Esraa Abdelfattah abducted in a van on Saturday night, before ordeal in National Security Agency custody
One interrogator threatened to strangle her with her own sweatshirt unless she unlocked her phone
'Egyptian authorities will stop at nothing to terrorise perceived dissidents into silence' - Najia Bounaim
A prominent Egyptian human rights defender and journalist has been tortured in detention after being abducted by members of the country's National Security Agency at the weekend.
Esraa Abdelfattah was forced out of from her car by plain-clothed officials on Saturday night (12 October), before being taken in a van to an undisclosed place of detention, managed by the National Security Agency. She has told prosecution officials how she was then tortured.
Abdelfattah's ordeal comes days after the detention and torture of the high-profile Egyptian blogger and activist Alaa Abdel Fattah.

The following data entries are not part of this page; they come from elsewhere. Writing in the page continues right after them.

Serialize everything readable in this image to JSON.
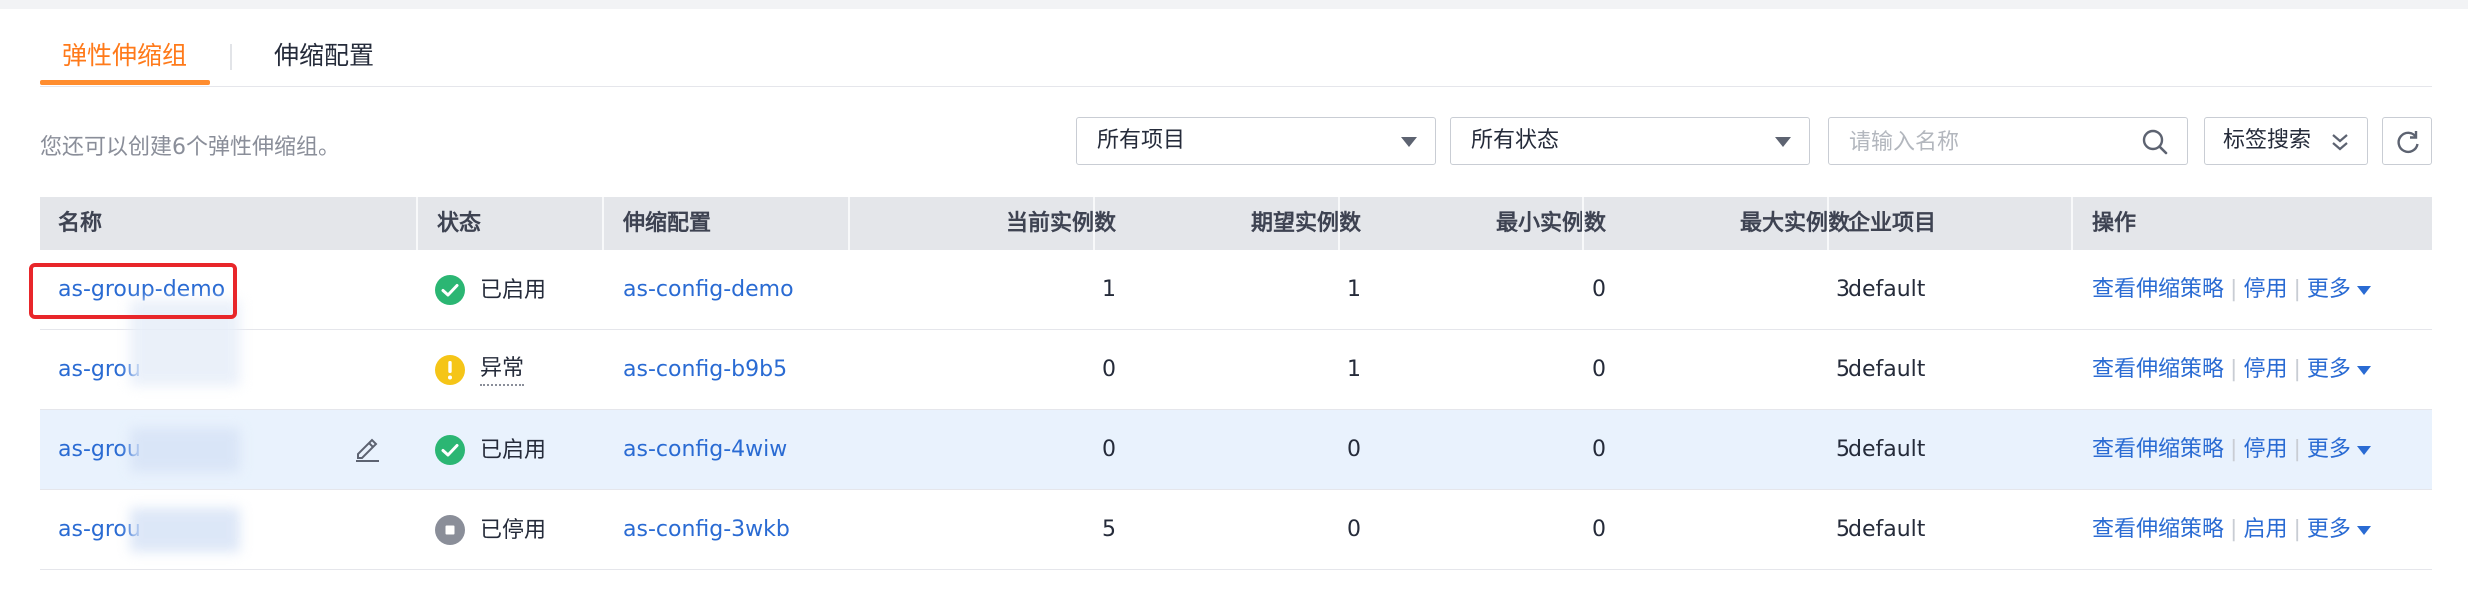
{
  "tabs": [
    {
      "label": "弹性伸缩组",
      "active": true
    },
    {
      "label": "伸缩配置",
      "active": false
    }
  ],
  "toolbar": {
    "quota_text": "您还可以创建6个弹性伸缩组。",
    "project_select": "所有项目",
    "status_select": "所有状态",
    "search_placeholder": "请输入名称",
    "tag_search_label": "标签搜索"
  },
  "table": {
    "columns": [
      "名称",
      "状态",
      "伸缩配置",
      "当前实例数",
      "期望实例数",
      "最小实例数",
      "最大实例数",
      "企业项目",
      "操作"
    ],
    "rows": [
      {
        "name": "as-group-demo",
        "status": "已启用",
        "status_kind": "enabled",
        "config": "as-config-demo",
        "current": "1",
        "desired": "1",
        "min": "0",
        "max": "3",
        "project": "default",
        "op1": "查看伸缩策略",
        "op2": "停用",
        "op3": "更多"
      },
      {
        "name": "as-grou",
        "status": "异常",
        "status_kind": "error",
        "config": "as-config-b9b5",
        "current": "0",
        "desired": "1",
        "min": "0",
        "max": "5",
        "project": "default",
        "op1": "查看伸缩策略",
        "op2": "停用",
        "op3": "更多"
      },
      {
        "name": "as-grou",
        "status": "已启用",
        "status_kind": "enabled",
        "config": "as-config-4wiw",
        "current": "0",
        "desired": "0",
        "min": "0",
        "max": "5",
        "project": "default",
        "op1": "查看伸缩策略",
        "op2": "停用",
        "op3": "更多"
      },
      {
        "name": "as-grou",
        "status": "已停用",
        "status_kind": "stopped",
        "config": "as-config-3wkb",
        "current": "5",
        "desired": "0",
        "min": "0",
        "max": "5",
        "project": "default",
        "op1": "查看伸缩策略",
        "op2": "启用",
        "op3": "更多"
      }
    ]
  },
  "colors": {
    "accent": "#ff8d2f",
    "link": "#2a6bd3",
    "status_enabled": "#2bb673",
    "status_error": "#f5c518",
    "status_stopped": "#8a8e99",
    "highlight_box": "#e8262a"
  },
  "icons": [
    "search-icon",
    "double-chevron-down-icon",
    "refresh-icon",
    "check-circle-icon",
    "warning-circle-icon",
    "stop-circle-icon",
    "edit-icon",
    "caret-down-icon"
  ]
}
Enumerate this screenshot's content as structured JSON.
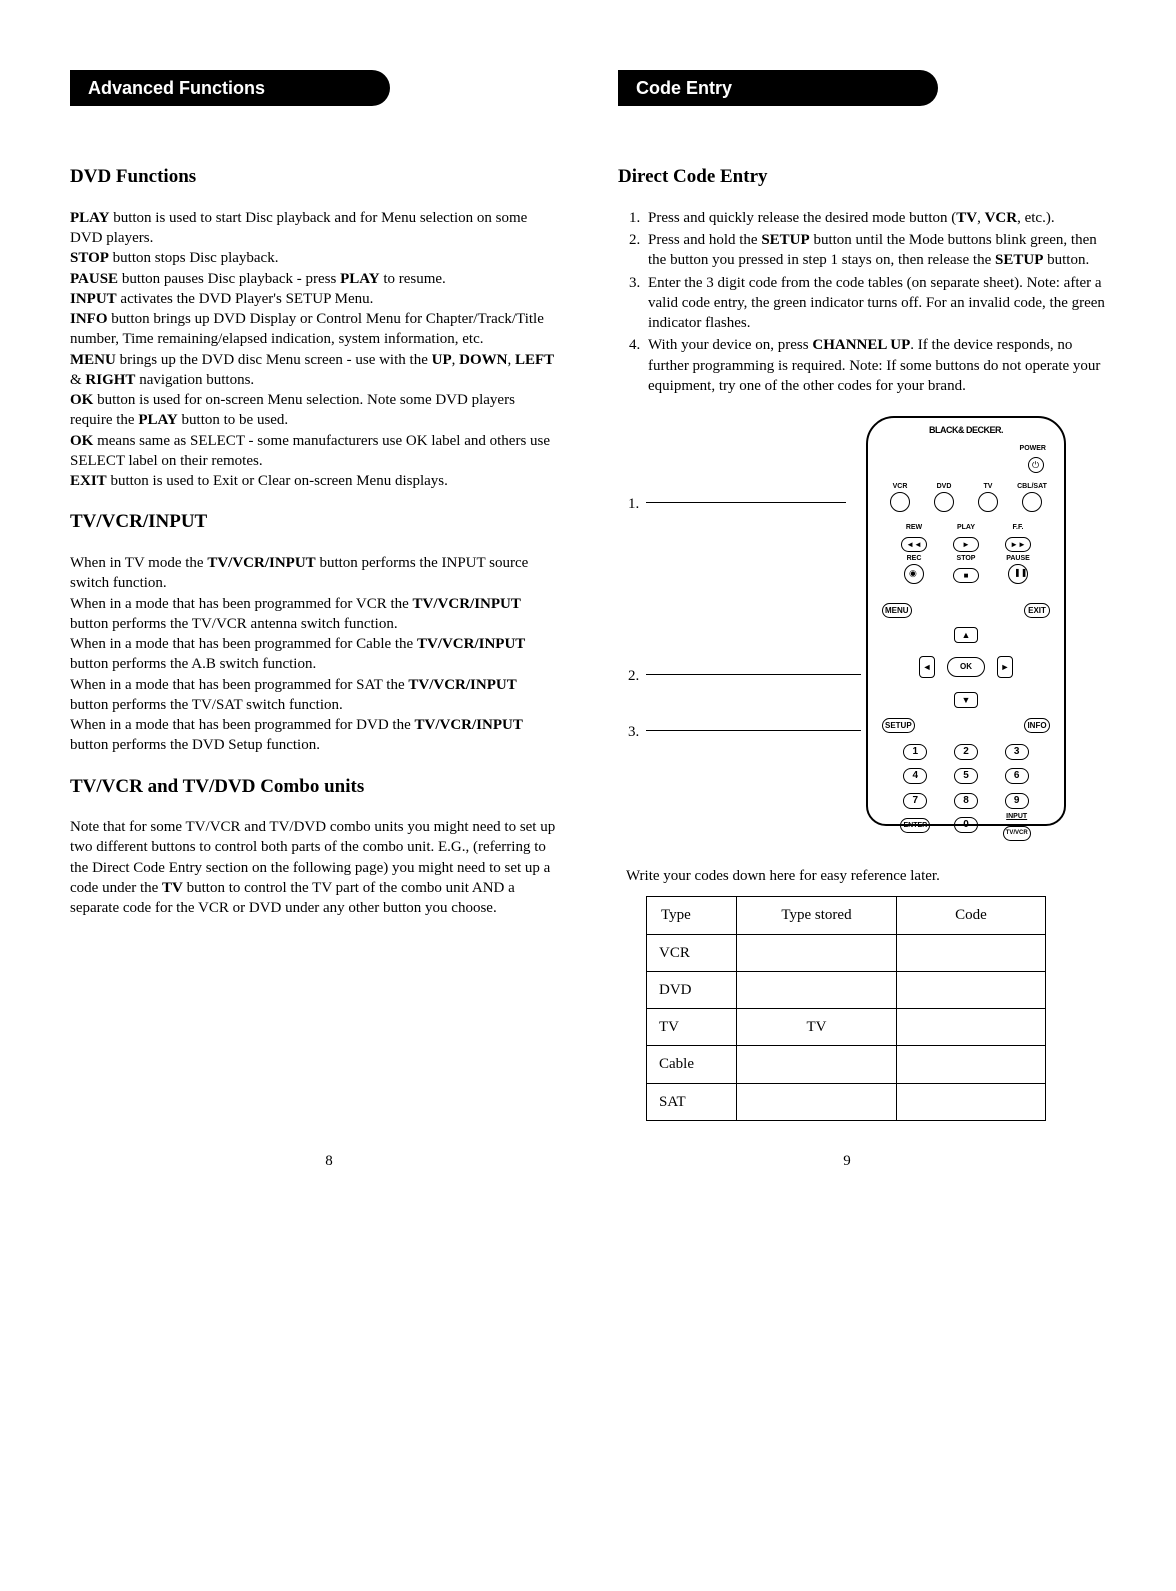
{
  "left": {
    "tab": "Advanced Functions",
    "h_dvd": "DVD Functions",
    "dvd_lines": [
      {
        "b": "PLAY",
        "t": " button is used to start Disc playback and for Menu selection on some DVD players."
      },
      {
        "b": "STOP",
        "t": " button stops Disc playback."
      },
      {
        "b": "PAUSE",
        "t": " button pauses Disc playback - press ",
        "b2": "PLAY",
        "t2": " to resume."
      },
      {
        "b": "INPUT",
        "t": " activates the DVD Player's SETUP Menu."
      },
      {
        "b": "INFO",
        "t": " button brings up DVD Display or Control Menu for Chapter/Track/Title number, Time remaining/elapsed indication, system information, etc."
      },
      {
        "b": "MENU",
        "t": " brings up the DVD disc Menu screen - use with the ",
        "b2": "UP",
        "t2": ", ",
        "b3": "DOWN",
        "t3": ", ",
        "b4": "LEFT",
        "t4": " & ",
        "b5": "RIGHT",
        "t5": " navigation buttons."
      },
      {
        "b": "OK",
        "t": " button is used for on-screen Menu selection. Note some DVD players require the ",
        "b2": "PLAY",
        "t2": " button to be used."
      },
      {
        "b": "OK",
        "t": " means same as SELECT - some manufacturers use OK label and others use SELECT label on their remotes."
      },
      {
        "b": "EXIT",
        "t": " button is used to Exit or Clear on-screen Menu displays."
      }
    ],
    "h_tvvcr": "TV/VCR/INPUT",
    "tvvcr_paras": [
      {
        "pre": "When in TV mode the ",
        "b": "TV/VCR/INPUT",
        "post": " button performs the  INPUT source switch function."
      },
      {
        "pre": "When in a mode that has been programmed for VCR the ",
        "b": "TV/VCR/INPUT",
        "post": " button performs the TV/VCR antenna switch function."
      },
      {
        "pre": "When in a mode that has been programmed for Cable the ",
        "b": "TV/VCR/INPUT",
        "post": " button performs the A.B switch function."
      },
      {
        "pre": "When in a mode that has been programmed for SAT the ",
        "b": "TV/VCR/INPUT",
        "post": " button performs the TV/SAT switch function."
      },
      {
        "pre": "When in a mode that has been programmed for DVD the ",
        "b": "TV/VCR/INPUT",
        "post": " button performs the DVD Setup function."
      }
    ],
    "h_combo": "TV/VCR and TV/DVD Combo units",
    "combo_p1": "Note that for some TV/VCR and TV/DVD combo units you might need to set up two different buttons to control both parts of the combo unit. E.G., (referring to the  Direct Code Entry section on the following page) you might need to set up a code under the ",
    "combo_b": "TV",
    "combo_p2": " button to control the TV part of the combo unit AND a separate code for the VCR or DVD under any other button you choose.",
    "page_num": "8"
  },
  "right": {
    "tab": "Code Entry",
    "h_direct": "Direct Code Entry",
    "steps": [
      {
        "s": "Press and quickly release the desired mode button (",
        "sc1": "TV",
        "m1": ", ",
        "sc2": "VCR",
        "m2": ", etc.)."
      },
      {
        "s": "Press and hold the ",
        "sc1": "SETUP",
        "m1": " button until the Mode buttons blink green, then the button you pressed in step 1 stays on, then release the ",
        "sc2": "SETUP",
        "m2": " button."
      },
      {
        "s": "Enter the 3 digit code from the code tables (on separate sheet). Note: after a valid code entry, the green indicator turns off.  For an invalid code, the green indicator flashes."
      },
      {
        "s": "With your device on, press ",
        "sc1": "CHANNEL UP",
        "m1": ". If the device responds, no further programming is required. Note: If some buttons do not operate your equipment, try one of the other codes for your brand."
      }
    ],
    "callouts": {
      "c1": "1.",
      "c2": "2.",
      "c3": "3."
    },
    "remote": {
      "brand": "BLACK& DECKER.",
      "power": "POWER",
      "modes": [
        "VCR",
        "DVD",
        "TV",
        "CBL/SAT"
      ],
      "row_transport_labels": [
        "REW",
        "PLAY",
        "F.F."
      ],
      "row_transport2_labels": [
        "REC",
        "STOP",
        "PAUSE"
      ],
      "menu": "MENU",
      "exit": "EXIT",
      "ok": "OK",
      "setup": "SETUP",
      "info": "INFO",
      "nums": [
        "1",
        "2",
        "3",
        "4",
        "5",
        "6",
        "7",
        "8",
        "9",
        "0"
      ],
      "enter": "ENTER",
      "input": "INPUT",
      "tvvcr": "TV/VCR"
    },
    "table_caption": "Write your codes down here for easy reference later.",
    "table": {
      "headers": [
        "Type",
        "Type stored",
        "Code"
      ],
      "rows": [
        {
          "type": "VCR",
          "stored": "",
          "code": ""
        },
        {
          "type": "DVD",
          "stored": "",
          "code": ""
        },
        {
          "type": "TV",
          "stored": "TV",
          "code": ""
        },
        {
          "type": "Cable",
          "stored": "",
          "code": ""
        },
        {
          "type": "SAT",
          "stored": "",
          "code": ""
        }
      ]
    },
    "page_num": "9"
  }
}
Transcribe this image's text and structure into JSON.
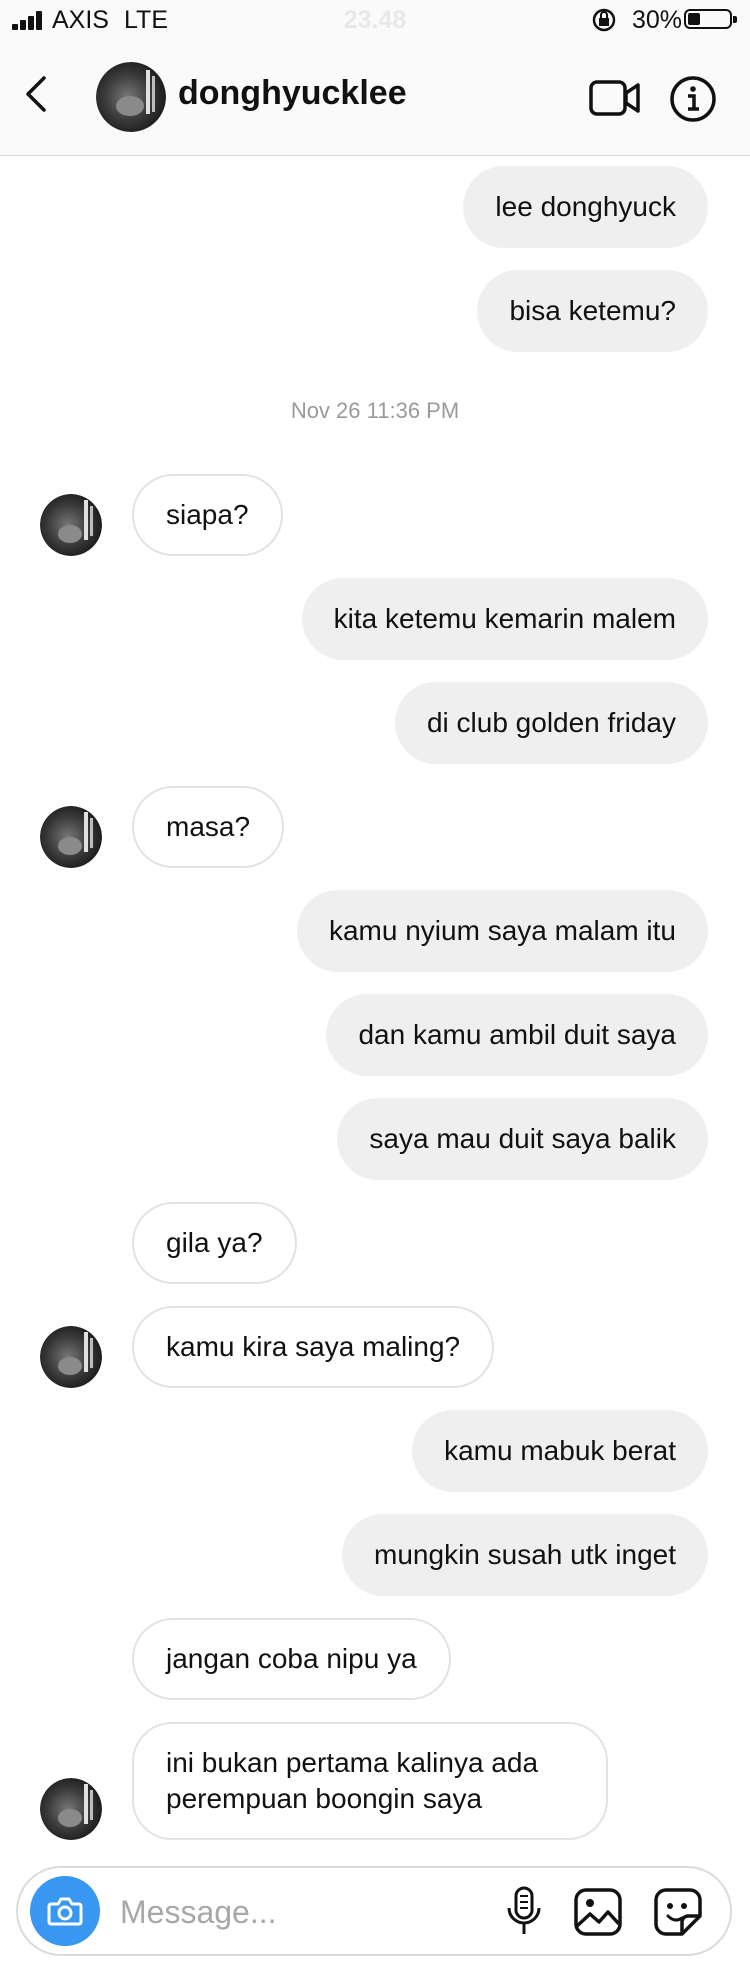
{
  "status_bar": {
    "carrier": "AXIS",
    "network": "LTE",
    "time": "23.48",
    "battery_percent": "30%",
    "battery_level": 0.3,
    "icons": [
      "signal-icon",
      "orientation-lock-icon",
      "battery-icon"
    ]
  },
  "header": {
    "username": "donghyucklee",
    "icons": [
      "back-arrow-icon",
      "avatar",
      "video-camera-icon",
      "info-icon"
    ]
  },
  "messages": [
    {
      "from": "me",
      "text": "lee donghyuck"
    },
    {
      "from": "me",
      "text": "bisa ketemu?"
    },
    {
      "timestamp": "Nov 26 11:36 PM"
    },
    {
      "from": "them",
      "text": "siapa?"
    },
    {
      "from": "me",
      "text": "kita ketemu kemarin malem"
    },
    {
      "from": "me",
      "text": "di club golden friday"
    },
    {
      "from": "them",
      "text": "masa?"
    },
    {
      "from": "me",
      "text": "kamu nyium saya malam itu"
    },
    {
      "from": "me",
      "text": "dan kamu ambil duit saya"
    },
    {
      "from": "me",
      "text": "saya mau duit saya balik"
    },
    {
      "from": "them",
      "text": "gila ya?"
    },
    {
      "from": "them",
      "text": "kamu kira saya maling?"
    },
    {
      "from": "me",
      "text": "kamu mabuk berat"
    },
    {
      "from": "me",
      "text": "mungkin susah utk inget"
    },
    {
      "from": "them",
      "text": "jangan coba nipu ya"
    },
    {
      "from": "them",
      "text": "ini bukan pertama kalinya ada perempuan boongin saya"
    }
  ],
  "composer": {
    "placeholder": "Message...",
    "icons": [
      "camera-icon",
      "microphone-icon",
      "gallery-icon",
      "sticker-icon"
    ]
  },
  "colors": {
    "accent_blue": "#3897f0",
    "outgoing_bubble": "#efefef",
    "incoming_border": "#e2e2e2"
  }
}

Once in detention, a National Security Agency officer threatened Abdelfattah with torture after she refused to unlock her mobile phone. Several men then entered the room and began beating her about her head and body. The National Security Agency official then returned and again demanded she unlock her phone. After Abdelfattah again refused, the officer pulled off her sweatshirt and began strangling her with it - saying "your life in exchange for the phone" - until she gave him the password. The officer then handcuffed Abdelfattah's hands and legs to prevent her from sitting or kneeling, keeping her in that position for almost eight hours. Another official said she would face more torture if she reported what had happened to a prosecutor.
Yesterday, despite her account of being tortured, a prosecutor ordered her detention for a further 15 days for investigation over "joining a terrorist group in achieving its goals", "disseminating false news" and "misusing social media". The prosecutor did not produce any evidence against her other than a National Security Agency investigation case file that neither she nor her lawyers were able to examine.
Amnesty believes the charges against Abdelfattah are completely unfounded.
Her case is part of a wider one that includes human rights defenders such as lawyer Mahienour el-Massry, politician Khalid Dawoud and political science professor Hassan Nefea. Like them, Abdelfattah has been questioned about her previous political activism.
Abdelfattah is one of a series of prominent human rights defenders to have been rounded up since the country's 20 September protests. In 2015, she was among the first human rights defenders in Egypt to face a travel ban, when she was prevented from boarding a plane at Cairo airport and told there was a travel ban decision against her in relation to an NGO foreign funding case known as "case 173".
Najia Bounaim, Amnesty International's North Africa Campaigns Director, said:
"Esraa Abdelfattah's appalling treatment sends a clear message to the international community that Egyptian authorities will stop at nothing to terrorise perceived dissidents into silence.
"The manner of her arrest - being abducted by plain-clothed officers and taken away in a van in public - marks an alarming new trend in the way Egyptian authorities target human rights defenders.
"Esraa Abdelfattah has been targeted on spurious grounds and is being arbitrarily detained for her work defending human rights. She should be immediately and unconditionally released."